* _What you will do_: Every line below that holds the string "Aerial" should be copied out.

[[ Extracted material, beginning ]]

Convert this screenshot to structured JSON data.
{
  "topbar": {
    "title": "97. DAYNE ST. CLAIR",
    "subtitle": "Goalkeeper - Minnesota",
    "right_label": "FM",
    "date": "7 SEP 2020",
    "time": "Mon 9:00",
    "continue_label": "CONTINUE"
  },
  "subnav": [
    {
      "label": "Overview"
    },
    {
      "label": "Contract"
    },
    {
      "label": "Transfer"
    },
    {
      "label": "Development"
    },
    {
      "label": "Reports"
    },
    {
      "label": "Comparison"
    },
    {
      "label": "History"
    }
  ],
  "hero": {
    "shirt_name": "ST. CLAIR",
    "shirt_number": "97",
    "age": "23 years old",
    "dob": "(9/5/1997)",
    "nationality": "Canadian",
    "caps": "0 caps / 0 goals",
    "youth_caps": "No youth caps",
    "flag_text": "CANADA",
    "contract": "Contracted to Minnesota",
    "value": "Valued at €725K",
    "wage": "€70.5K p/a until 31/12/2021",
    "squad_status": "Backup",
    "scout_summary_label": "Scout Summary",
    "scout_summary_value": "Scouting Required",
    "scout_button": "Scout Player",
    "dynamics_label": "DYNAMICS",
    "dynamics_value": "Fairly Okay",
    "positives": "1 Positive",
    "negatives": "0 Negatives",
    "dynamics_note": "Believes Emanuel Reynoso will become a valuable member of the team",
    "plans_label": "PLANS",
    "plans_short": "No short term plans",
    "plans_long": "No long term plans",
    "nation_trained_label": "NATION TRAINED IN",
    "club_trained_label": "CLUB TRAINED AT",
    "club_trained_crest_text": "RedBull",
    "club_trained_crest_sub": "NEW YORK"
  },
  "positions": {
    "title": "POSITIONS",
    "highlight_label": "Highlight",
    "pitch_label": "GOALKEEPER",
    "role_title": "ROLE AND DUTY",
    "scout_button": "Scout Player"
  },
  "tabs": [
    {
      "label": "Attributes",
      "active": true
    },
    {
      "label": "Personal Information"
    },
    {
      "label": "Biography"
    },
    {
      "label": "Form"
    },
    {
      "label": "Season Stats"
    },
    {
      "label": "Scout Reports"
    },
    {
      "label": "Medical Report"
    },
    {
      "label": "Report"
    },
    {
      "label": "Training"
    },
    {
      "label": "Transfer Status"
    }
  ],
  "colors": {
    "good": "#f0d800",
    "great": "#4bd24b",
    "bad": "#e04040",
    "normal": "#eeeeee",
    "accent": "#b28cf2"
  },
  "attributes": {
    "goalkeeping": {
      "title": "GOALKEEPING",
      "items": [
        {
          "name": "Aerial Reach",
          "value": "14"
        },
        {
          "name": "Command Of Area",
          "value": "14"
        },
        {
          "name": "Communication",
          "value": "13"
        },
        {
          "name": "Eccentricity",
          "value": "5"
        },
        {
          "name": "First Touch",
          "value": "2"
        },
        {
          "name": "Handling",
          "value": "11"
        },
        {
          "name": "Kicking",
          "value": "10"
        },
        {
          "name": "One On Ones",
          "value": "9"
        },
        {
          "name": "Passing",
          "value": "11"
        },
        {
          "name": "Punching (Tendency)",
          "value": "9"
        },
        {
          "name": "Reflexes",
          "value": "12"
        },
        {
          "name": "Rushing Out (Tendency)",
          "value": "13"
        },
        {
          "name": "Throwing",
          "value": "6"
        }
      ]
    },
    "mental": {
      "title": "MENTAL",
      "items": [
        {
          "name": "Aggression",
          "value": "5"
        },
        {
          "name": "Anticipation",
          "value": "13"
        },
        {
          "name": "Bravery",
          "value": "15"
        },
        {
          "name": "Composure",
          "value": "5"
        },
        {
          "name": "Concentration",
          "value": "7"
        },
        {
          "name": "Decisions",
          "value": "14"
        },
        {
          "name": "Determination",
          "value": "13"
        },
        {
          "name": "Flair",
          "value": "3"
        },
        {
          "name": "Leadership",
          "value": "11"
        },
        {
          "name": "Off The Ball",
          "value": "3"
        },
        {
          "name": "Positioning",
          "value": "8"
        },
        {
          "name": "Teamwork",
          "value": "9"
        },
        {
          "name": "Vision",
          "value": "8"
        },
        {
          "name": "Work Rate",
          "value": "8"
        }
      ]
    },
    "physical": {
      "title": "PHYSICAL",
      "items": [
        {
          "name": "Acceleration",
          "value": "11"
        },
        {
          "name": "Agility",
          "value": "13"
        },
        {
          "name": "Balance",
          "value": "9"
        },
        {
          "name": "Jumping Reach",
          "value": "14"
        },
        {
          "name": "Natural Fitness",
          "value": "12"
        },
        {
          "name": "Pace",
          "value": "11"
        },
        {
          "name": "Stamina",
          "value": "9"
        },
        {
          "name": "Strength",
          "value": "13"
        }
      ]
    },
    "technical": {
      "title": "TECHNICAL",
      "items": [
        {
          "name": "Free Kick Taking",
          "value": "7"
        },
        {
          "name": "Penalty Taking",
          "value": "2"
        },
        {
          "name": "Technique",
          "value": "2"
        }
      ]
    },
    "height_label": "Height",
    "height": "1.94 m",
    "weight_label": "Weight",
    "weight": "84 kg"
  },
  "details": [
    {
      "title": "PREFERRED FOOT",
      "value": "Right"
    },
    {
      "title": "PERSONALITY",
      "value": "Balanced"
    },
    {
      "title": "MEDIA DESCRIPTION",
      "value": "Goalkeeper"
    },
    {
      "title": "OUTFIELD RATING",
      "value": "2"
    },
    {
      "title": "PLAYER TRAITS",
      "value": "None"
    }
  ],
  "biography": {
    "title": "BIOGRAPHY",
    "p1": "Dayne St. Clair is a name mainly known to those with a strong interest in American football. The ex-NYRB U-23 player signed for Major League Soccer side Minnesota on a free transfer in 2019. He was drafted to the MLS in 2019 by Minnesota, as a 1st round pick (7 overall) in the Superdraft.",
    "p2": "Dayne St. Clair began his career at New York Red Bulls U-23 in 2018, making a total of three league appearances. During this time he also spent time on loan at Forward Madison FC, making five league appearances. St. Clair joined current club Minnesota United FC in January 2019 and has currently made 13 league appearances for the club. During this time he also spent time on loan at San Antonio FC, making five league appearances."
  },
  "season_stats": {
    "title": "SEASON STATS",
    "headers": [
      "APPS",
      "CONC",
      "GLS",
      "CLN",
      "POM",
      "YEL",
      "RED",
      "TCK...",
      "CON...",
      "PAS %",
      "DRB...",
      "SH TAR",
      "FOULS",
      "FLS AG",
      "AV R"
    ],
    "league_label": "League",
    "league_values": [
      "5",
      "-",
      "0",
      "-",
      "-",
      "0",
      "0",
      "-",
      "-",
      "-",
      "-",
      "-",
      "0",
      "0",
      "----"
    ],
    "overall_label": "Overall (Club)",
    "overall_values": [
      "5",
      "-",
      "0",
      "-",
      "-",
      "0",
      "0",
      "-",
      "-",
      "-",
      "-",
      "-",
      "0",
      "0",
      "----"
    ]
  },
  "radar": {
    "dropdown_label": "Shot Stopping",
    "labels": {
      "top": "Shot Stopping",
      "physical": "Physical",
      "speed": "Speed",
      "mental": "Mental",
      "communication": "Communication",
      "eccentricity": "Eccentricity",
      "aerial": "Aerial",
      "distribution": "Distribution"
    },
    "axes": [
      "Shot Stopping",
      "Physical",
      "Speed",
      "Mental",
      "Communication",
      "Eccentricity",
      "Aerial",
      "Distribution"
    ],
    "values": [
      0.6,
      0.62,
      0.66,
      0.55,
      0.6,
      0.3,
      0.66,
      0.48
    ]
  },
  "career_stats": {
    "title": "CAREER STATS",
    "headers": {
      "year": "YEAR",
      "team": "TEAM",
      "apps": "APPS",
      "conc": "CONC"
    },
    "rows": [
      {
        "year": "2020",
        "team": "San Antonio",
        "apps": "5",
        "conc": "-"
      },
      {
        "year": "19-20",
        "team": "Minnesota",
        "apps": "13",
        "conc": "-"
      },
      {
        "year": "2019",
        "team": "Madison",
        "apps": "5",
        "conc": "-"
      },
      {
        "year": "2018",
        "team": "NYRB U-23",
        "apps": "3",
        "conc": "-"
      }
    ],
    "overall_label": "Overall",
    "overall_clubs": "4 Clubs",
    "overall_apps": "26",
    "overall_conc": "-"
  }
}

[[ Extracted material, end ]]

* _Answer section_:
          "name": "Aerial Reach",
      "aerial": "Aerial",
      "Aerial",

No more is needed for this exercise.